Over the course of the year, the Trendline covered everything from hot topics like teacher evaluation and salary (including this interactive map) to the nitty gritty of teacher planning time and the length of teacher contracts. As the year draws to a close, here is a brief look at our most popular topics of 2015:
Layoffs: The most read Trendline of 2015
All the way back in January, we took a look at the policies that govern teacher layoffs. Almost half of all districts in the Teacher Contract Database require that non-tenured teachers be laid off before tenured teachers; after that, 42 percent of districts lay off tenured teachers by seniority, 40 percent lay off tenured teachers by performance and 10 percent of districts use multiple measures.
Movement in evaluation policies
Perhaps one of the most talked about policy areas in education, teacher performance evaluations, covered in the March Trendline, proved to be another highly-read topic. Just under 75 percent of districts require that objective student growth data count towards a teacher's evaluation rating, with more districts having plans to include student growth in the future. Forty-one districts counted student growth as 50 percent of a teacher's evaluation in the 2014-2015 school year.
As the recent November Trendline illustrates, more districts are not only including student growth in teacher evaluations but are also connecting evaluation ratings to other personnel policies. In 2014-2015, 44 percent of districts connected teacher salaries and evaluation in some way, up from only 28 percent of districts in 2012-2013.
Contract length and health insurance premiums
Two other popular topics this year were length of teacher contracts and health insurance premiums. The average length of collective bargaining agreements in the Teacher Contract Database is 2.82 years, with the most common length being three years.
Frequently a topic in contract negotiations, health insurance is one important benefit for teachers. Of the districts that specify the maximum portion that the district must pay towards employees' health insurance premiums, about two thirds pay at least 90 percent of the full premium, with many paying the entire premium.
For complete coverage of these trends, plus all of our other 2015 topics, use the links below. Is there a topic we missed in 2015? Make sure we don't miss it in 2016! Send your ideas for future editions to email@example.com.

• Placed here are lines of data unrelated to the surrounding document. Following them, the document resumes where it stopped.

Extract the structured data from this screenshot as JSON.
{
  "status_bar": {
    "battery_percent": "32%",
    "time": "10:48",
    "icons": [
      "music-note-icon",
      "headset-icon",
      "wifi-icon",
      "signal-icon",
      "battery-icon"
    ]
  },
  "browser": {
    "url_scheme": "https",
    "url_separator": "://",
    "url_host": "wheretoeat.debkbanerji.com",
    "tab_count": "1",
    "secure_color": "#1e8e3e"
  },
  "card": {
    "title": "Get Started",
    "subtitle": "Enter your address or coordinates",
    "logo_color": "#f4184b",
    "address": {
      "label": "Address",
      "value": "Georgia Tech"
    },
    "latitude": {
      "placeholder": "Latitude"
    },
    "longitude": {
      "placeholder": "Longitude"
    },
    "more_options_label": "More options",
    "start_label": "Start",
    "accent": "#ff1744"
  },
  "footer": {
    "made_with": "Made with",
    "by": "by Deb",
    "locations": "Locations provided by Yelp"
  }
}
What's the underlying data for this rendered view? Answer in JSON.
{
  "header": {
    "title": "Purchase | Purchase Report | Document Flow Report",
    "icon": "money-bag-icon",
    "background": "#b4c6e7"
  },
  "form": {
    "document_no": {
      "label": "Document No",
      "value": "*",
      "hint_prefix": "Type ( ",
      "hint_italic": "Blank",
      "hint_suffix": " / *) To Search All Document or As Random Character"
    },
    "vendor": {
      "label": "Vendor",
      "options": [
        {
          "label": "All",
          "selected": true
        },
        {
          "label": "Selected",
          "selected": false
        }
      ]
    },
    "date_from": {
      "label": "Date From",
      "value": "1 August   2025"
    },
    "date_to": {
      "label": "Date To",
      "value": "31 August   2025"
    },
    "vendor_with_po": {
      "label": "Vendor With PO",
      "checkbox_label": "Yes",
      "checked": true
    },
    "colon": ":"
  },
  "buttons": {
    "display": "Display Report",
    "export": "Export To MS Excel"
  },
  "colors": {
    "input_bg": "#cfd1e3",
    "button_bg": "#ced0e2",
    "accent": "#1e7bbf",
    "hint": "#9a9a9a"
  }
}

February: Health insurance premiums
March: Teacher evaluations
April: Transfers and excessing
May: Substitute teachers
July: Teacher leave
September: Lifetime earnings
October: Length of contracts